Greenpeace activists have boarded a ro-ro vessel in the UK’s Thames Estuary carrying Volkswagen diesel-engine passenger vehicles for the UK.

A group of 25 volunteers in kayaks and boats surrounded the 23,000 tonne ship owned by K-Line’s European short-sea subsidiary, KESS, and attempted to stop the Volkswagen cars from entering the UK.

It is understood another group of people entered the Sheerness port's import park in Kent and removed thousands of keys from cars to immobilise them.

A Greenpeace spokesman told the BBC that two people who had gained access to the ship had been detained, along with a third activist. The activists lifted the bonnets of vehicles and used stickers to label the engines with messages calling on VW to ‘ditch diesel’.

The vessel left Sheerness without offloading the cars and anchored off Margate, according to the BBC, which cited Volkswagen. The plan was to return the next day.

Peel Ports, which owns Sheerness, confirmed that protestors had accessed secure areas within the port, saying: “These areas are restricted to ensure that UK border security is preserved and we protect the safety of our customers and employees working on the port.

“We are working with the police, Greenpeace and Volkswagen to resolve the situation," it added. "The safety of the protesters and employees, whilst safeguarding the marine environment, remains our principal priority.”

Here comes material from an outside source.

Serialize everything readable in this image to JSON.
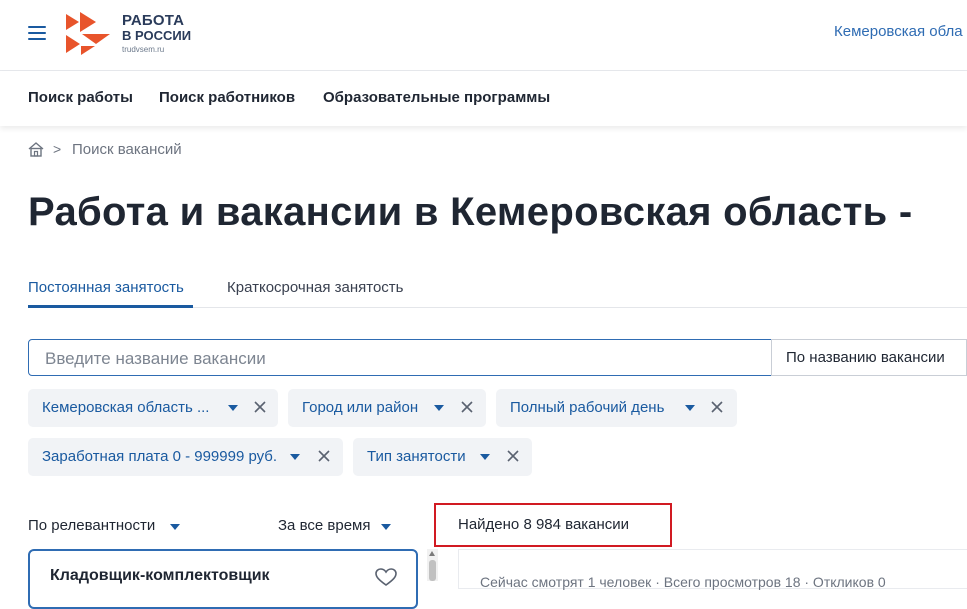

The Volkswagen emissions scandal began in 2015 when the US Environmental Protection Agency sent a notice of violation of the clean air act to the German carmaker, after it was found that emissions controls in certain of its diesel-engined cars were programmed to be active only during actual emissions testing.

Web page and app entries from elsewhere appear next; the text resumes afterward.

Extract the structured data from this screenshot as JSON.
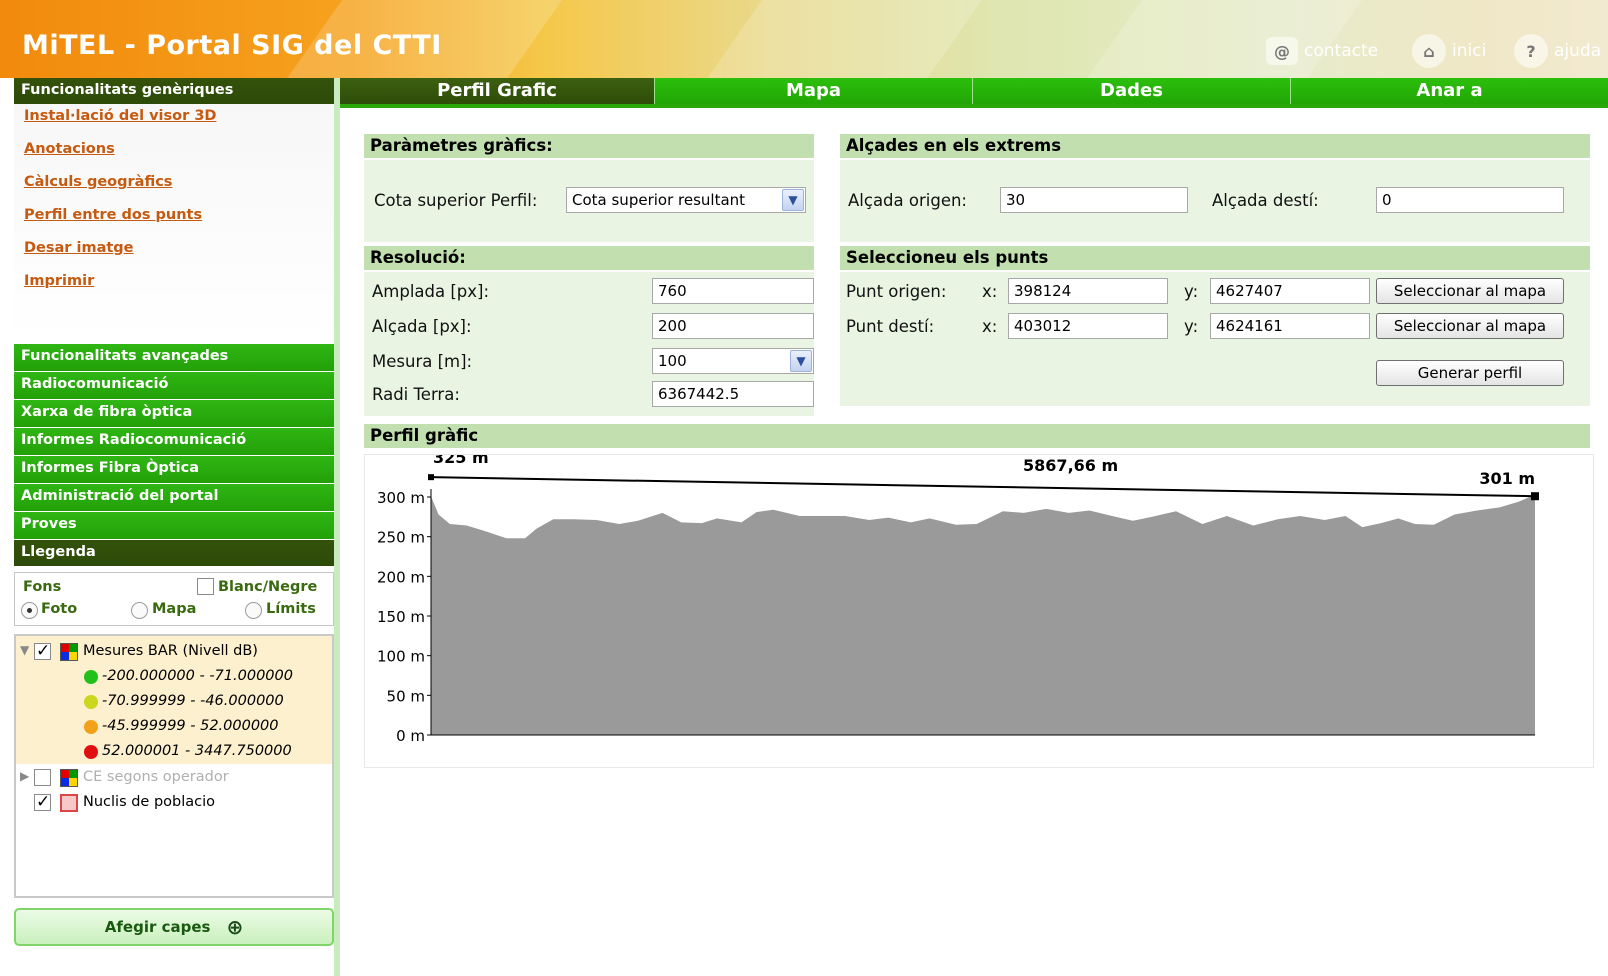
{
  "header": {
    "title": "MiTEL - Portal SIG del CTTI",
    "links": [
      {
        "label": "contacte",
        "icon": "email-icon"
      },
      {
        "label": "inici",
        "icon": "home-icon"
      },
      {
        "label": "ajuda",
        "icon": "help-icon"
      }
    ]
  },
  "sidebar": {
    "generic_header": "Funcionalitats genèriques",
    "generic_items": [
      "Instal·lació del visor 3D",
      "Anotacions",
      "Càlculs geogràfics",
      "Perfil entre dos punts",
      "Desar imatge",
      "Imprimir"
    ],
    "sections": [
      "Funcionalitats avançades",
      "Radiocomunicació",
      "Xarxa de fibra òptica",
      "Informes Radiocomunicació",
      "Informes Fibra Òptica",
      "Administració del portal",
      "Proves"
    ],
    "legend_header": "Llegenda",
    "legend": {
      "fons_label": "Fons",
      "bw_label": "Blanc/Negre",
      "bw_checked": false,
      "radios": [
        {
          "label": "Foto",
          "checked": true
        },
        {
          "label": "Mapa",
          "checked": false
        },
        {
          "label": "Límits",
          "checked": false
        }
      ],
      "layers": [
        {
          "label": "Mesures BAR (Nivell dB)",
          "checked": true,
          "expanded": true,
          "items": [
            {
              "label": "-200.000000 - -71.000000",
              "color": "#22c01a"
            },
            {
              "label": "-70.999999 - -46.000000",
              "color": "#c9d71e"
            },
            {
              "label": "-45.999999 - 52.000000",
              "color": "#f2a11b"
            },
            {
              "label": "52.000001 - 3447.750000",
              "color": "#e01010"
            }
          ]
        },
        {
          "label": "CE segons operador",
          "checked": false,
          "expanded": false
        },
        {
          "label": "Nuclis de poblacio",
          "checked": true
        }
      ]
    },
    "add_layers_label": "Afegir capes"
  },
  "tabs": [
    {
      "label": "Perfil Grafic",
      "active": true
    },
    {
      "label": "Mapa",
      "active": false
    },
    {
      "label": "Dades",
      "active": false
    },
    {
      "label": "Anar a",
      "active": false
    }
  ],
  "graphic_params": {
    "title": "Paràmetres gràfics:",
    "cota_label": "Cota superior Perfil:",
    "cota_value": "Cota superior resultant"
  },
  "resolution": {
    "title": "Resolució:",
    "width_label": "Amplada [px]:",
    "width_value": "760",
    "height_label": "Alçada [px]:",
    "height_value": "200",
    "measure_label": "Mesura [m]:",
    "measure_value": "100",
    "radius_label": "Radi Terra:",
    "radius_value": "6367442.5"
  },
  "heights": {
    "title": "Alçades en els extrems",
    "origin_label": "Alçada origen:",
    "origin_value": "30",
    "dest_label": "Alçada destí:",
    "dest_value": "0"
  },
  "points": {
    "title": "Seleccioneu els punts",
    "origin_label": "Punt origen:",
    "origin_x": "398124",
    "origin_y": "4627407",
    "dest_label": "Punt destí:",
    "dest_x": "403012",
    "dest_y": "4624161",
    "x_label": "x:",
    "y_label": "y:",
    "select_label": "Seleccionar al mapa",
    "generate_label": "Generar perfil"
  },
  "profile": {
    "title": "Perfil gràfic"
  },
  "chart_data": {
    "type": "area",
    "ylim": [
      0,
      300
    ],
    "yticks": [
      "300 m",
      "250 m",
      "200 m",
      "150 m",
      "100 m",
      "50 m",
      "0 m"
    ],
    "ytick_values": [
      300,
      250,
      200,
      150,
      100,
      50,
      0
    ],
    "xlim": [
      0,
      5867.66
    ],
    "terrain": {
      "x": [
        0,
        40,
        100,
        190,
        300,
        400,
        500,
        560,
        650,
        760,
        880,
        1000,
        1100,
        1230,
        1330,
        1440,
        1520,
        1650,
        1730,
        1820,
        1960,
        2080,
        2200,
        2330,
        2430,
        2550,
        2650,
        2790,
        2900,
        3040,
        3150,
        3270,
        3390,
        3500,
        3620,
        3730,
        3830,
        3960,
        4100,
        4230,
        4370,
        4500,
        4620,
        4750,
        4860,
        4950,
        5050,
        5140,
        5230,
        5330,
        5440,
        5560,
        5680,
        5780,
        5867.66
      ],
      "y": [
        301,
        278,
        266,
        264,
        256,
        248,
        248,
        260,
        272,
        272,
        271,
        266,
        270,
        280,
        268,
        267,
        273,
        268,
        281,
        284,
        276,
        276,
        276,
        271,
        274,
        268,
        273,
        265,
        266,
        282,
        280,
        285,
        280,
        283,
        276,
        270,
        275,
        282,
        266,
        276,
        264,
        272,
        276,
        271,
        276,
        262,
        267,
        273,
        266,
        265,
        278,
        283,
        287,
        294,
        303
      ]
    },
    "line_of_sight": {
      "x": [
        0,
        5867.66
      ],
      "y": [
        325,
        301
      ]
    },
    "annotations": [
      {
        "text": "325 m",
        "x": 0,
        "y": 325
      },
      {
        "text": "5867,66 m",
        "x": 2934,
        "y": 325
      },
      {
        "text": "301 m",
        "x": 5867.66,
        "y": 301
      }
    ],
    "colors": {
      "terrain": "#9a9a9a",
      "line": "#000000"
    }
  }
}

In January 2017, Volkswagen agreed to plead guilty to criminal charges and in April this year, a US federal judge ordered it to pay a $2.8 billion criminal fine. Since the event, other investigations have been initiated around the world involving VW and other carmakers.

In a statement cited by various media at the time of the protest, a VW spokesperson highlighted that the ship was carrying petrol, diesel and plug-in hybrid models.

“The diesel vehicles, which are the subject of the protest, meet strict Euro-6 standards,” added the spokesperson.